* WHAT YOU HAVE TO DO *
Retype every record exactly. Skip the images.

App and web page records
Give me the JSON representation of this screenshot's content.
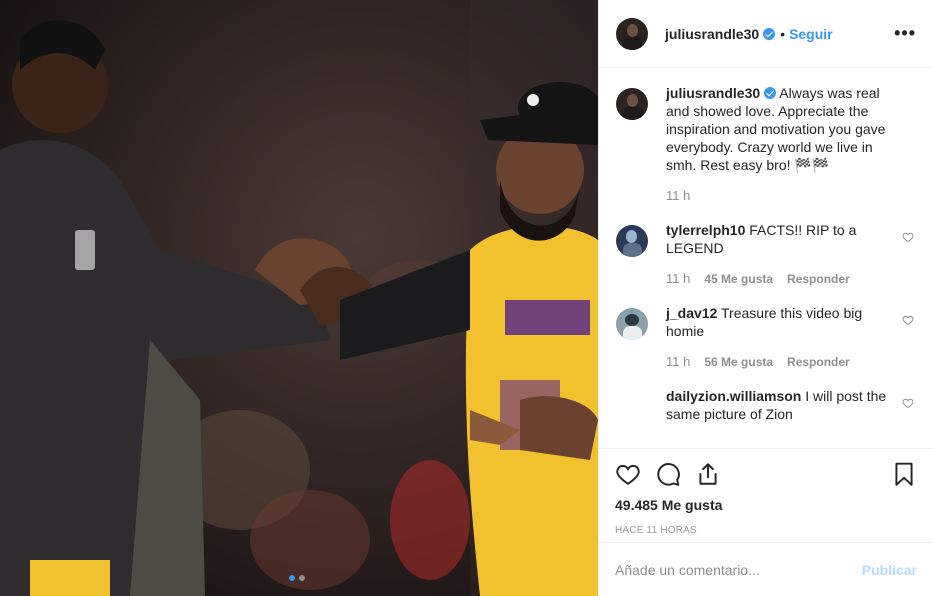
{
  "post": {
    "photo_icon": "photo-two-people-handshake",
    "carousel": {
      "count": 2,
      "active_index": 0
    }
  },
  "header": {
    "username": "juliusrandle30",
    "separator": "•",
    "follow_label": "Seguir",
    "more_icon": "more-horizontal-icon",
    "more_label": "•••"
  },
  "caption": {
    "username": "juliusrandle30",
    "text": "Always was real and showed love. Appreciate the inspiration and motivation you gave everybody. Crazy world we live in smh. Rest easy bro! 🏁🏁",
    "time": "11 h"
  },
  "comments": [
    {
      "username": "tylerrelph10",
      "text": "FACTS!! RIP to a LEGEND",
      "time": "11 h",
      "likes": "45 Me gusta",
      "reply": "Responder"
    },
    {
      "username": "j_dav12",
      "text": "Treasure this video big homie",
      "time": "11 h",
      "likes": "56 Me gusta",
      "reply": "Responder"
    },
    {
      "username": "dailyzion.williamson",
      "text": "I will post the same picture of Zion"
    }
  ],
  "actions": {
    "like_icon": "heart-icon",
    "comment_icon": "comment-icon",
    "share_icon": "share-icon",
    "save_icon": "bookmark-icon"
  },
  "likes_text": "49.485 Me gusta",
  "posted_ago": "HACE 11 HORAS",
  "composer": {
    "placeholder": "Añade un comentario...",
    "publish_label": "Publicar"
  },
  "colors": {
    "accent": "#3897f0",
    "publish_disabled": "#b3dbff",
    "muted": "#8e8e8e",
    "jersey": "#f2c12e"
  }
}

* SOLUTION FOR THIS EXERCISE *
Give me the JSON representation of this screenshot's content.
{
  "post": {
    "photo_icon": "photo-two-people-handshake",
    "carousel": {
      "count": 2,
      "active_index": 0
    }
  },
  "header": {
    "username": "juliusrandle30",
    "separator": "•",
    "follow_label": "Seguir",
    "more_icon": "more-horizontal-icon",
    "more_label": "•••"
  },
  "caption": {
    "username": "juliusrandle30",
    "text": "Always was real and showed love. Appreciate the inspiration and motivation you gave everybody. Crazy world we live in smh. Rest easy bro! 🏁🏁",
    "time": "11 h"
  },
  "comments": [
    {
      "username": "tylerrelph10",
      "text": "FACTS!! RIP to a LEGEND",
      "time": "11 h",
      "likes": "45 Me gusta",
      "reply": "Responder"
    },
    {
      "username": "j_dav12",
      "text": "Treasure this video big homie",
      "time": "11 h",
      "likes": "56 Me gusta",
      "reply": "Responder"
    },
    {
      "username": "dailyzion.williamson",
      "text": "I will post the same picture of Zion"
    }
  ],
  "actions": {
    "like_icon": "heart-icon",
    "comment_icon": "comment-icon",
    "share_icon": "share-icon",
    "save_icon": "bookmark-icon"
  },
  "likes_text": "49.485 Me gusta",
  "posted_ago": "HACE 11 HORAS",
  "composer": {
    "placeholder": "Añade un comentario...",
    "publish_label": "Publicar"
  },
  "colors": {
    "accent": "#3897f0",
    "publish_disabled": "#b3dbff",
    "muted": "#8e8e8e",
    "jersey": "#f2c12e"
  }
}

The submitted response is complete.